> _Task instructions_
Wherever the string "제주특별자치도" appears in the listing, copy that line.
**********
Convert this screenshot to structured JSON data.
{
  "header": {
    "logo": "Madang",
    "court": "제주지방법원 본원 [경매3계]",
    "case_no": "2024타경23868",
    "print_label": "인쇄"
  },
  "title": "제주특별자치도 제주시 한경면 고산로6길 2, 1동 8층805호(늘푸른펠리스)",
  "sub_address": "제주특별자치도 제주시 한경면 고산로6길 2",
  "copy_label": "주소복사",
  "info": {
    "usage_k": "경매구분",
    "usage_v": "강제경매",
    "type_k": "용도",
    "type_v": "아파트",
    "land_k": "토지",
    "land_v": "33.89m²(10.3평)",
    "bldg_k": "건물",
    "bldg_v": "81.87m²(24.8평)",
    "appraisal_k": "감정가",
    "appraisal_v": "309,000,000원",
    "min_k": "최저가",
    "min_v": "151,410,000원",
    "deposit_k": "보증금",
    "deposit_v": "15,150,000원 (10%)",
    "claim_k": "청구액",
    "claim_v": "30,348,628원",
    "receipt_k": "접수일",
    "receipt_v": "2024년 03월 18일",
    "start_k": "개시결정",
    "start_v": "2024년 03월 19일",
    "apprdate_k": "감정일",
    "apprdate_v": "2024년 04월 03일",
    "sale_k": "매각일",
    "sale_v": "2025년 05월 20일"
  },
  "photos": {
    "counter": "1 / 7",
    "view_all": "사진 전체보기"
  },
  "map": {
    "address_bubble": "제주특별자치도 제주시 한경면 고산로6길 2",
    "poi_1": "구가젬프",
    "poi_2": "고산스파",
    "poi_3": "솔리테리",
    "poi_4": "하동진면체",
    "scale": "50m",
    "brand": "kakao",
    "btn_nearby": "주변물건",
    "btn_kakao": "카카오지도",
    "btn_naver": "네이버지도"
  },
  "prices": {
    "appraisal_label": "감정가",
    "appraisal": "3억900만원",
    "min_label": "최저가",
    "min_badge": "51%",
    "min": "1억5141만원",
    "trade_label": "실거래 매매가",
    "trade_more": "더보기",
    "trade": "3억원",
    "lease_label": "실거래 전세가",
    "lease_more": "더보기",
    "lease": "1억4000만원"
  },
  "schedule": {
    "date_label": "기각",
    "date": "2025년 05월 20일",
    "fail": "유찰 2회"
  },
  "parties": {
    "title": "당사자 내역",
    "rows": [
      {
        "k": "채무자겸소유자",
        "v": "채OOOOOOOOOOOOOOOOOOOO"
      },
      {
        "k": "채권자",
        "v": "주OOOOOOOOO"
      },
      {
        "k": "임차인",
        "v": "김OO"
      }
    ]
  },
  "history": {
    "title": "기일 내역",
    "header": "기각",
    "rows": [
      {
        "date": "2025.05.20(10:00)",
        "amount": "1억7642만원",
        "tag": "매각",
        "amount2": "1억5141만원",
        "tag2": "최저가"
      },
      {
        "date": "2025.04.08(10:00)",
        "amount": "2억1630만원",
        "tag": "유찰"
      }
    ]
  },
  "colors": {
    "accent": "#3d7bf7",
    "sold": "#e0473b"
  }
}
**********
> _Result of this task_
  "title": "제주특별자치도 제주시 한경면 고산로6길 2, 1동 8층805호(늘푸른펠리스)",
  "sub_address": "제주특별자치도 제주시 한경면 고산로6길 2",
    "address_bubble": "제주특별자치도 제주시 한경면 고산로6길 2",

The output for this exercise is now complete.